### Given data ###
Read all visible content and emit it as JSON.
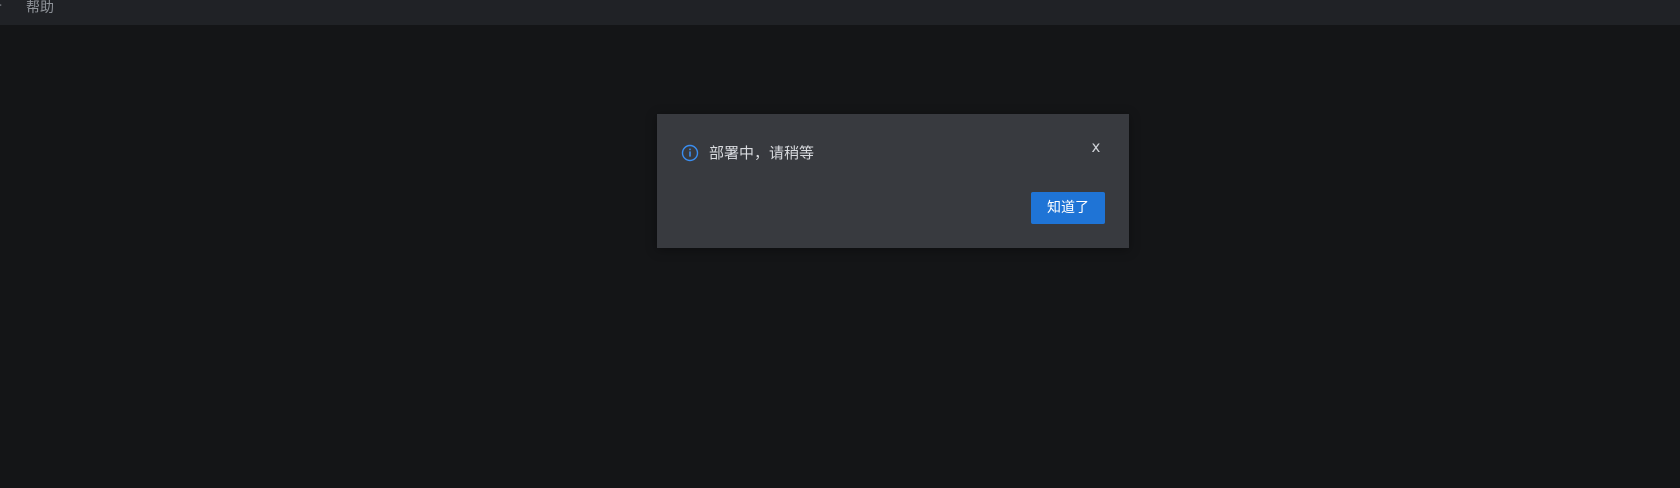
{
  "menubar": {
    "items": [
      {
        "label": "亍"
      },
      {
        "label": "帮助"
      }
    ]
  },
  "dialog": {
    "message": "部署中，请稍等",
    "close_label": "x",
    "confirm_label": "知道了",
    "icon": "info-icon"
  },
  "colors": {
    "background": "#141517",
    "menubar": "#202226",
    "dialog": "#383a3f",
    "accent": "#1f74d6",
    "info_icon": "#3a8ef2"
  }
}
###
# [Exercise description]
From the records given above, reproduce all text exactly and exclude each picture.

# [Solution to this task]
Read all visible content and emit it as JSON.
{
  "menubar": {
    "items": [
      {
        "label": "亍"
      },
      {
        "label": "帮助"
      }
    ]
  },
  "dialog": {
    "message": "部署中，请稍等",
    "close_label": "x",
    "confirm_label": "知道了",
    "icon": "info-icon"
  },
  "colors": {
    "background": "#141517",
    "menubar": "#202226",
    "dialog": "#383a3f",
    "accent": "#1f74d6",
    "info_icon": "#3a8ef2"
  }
}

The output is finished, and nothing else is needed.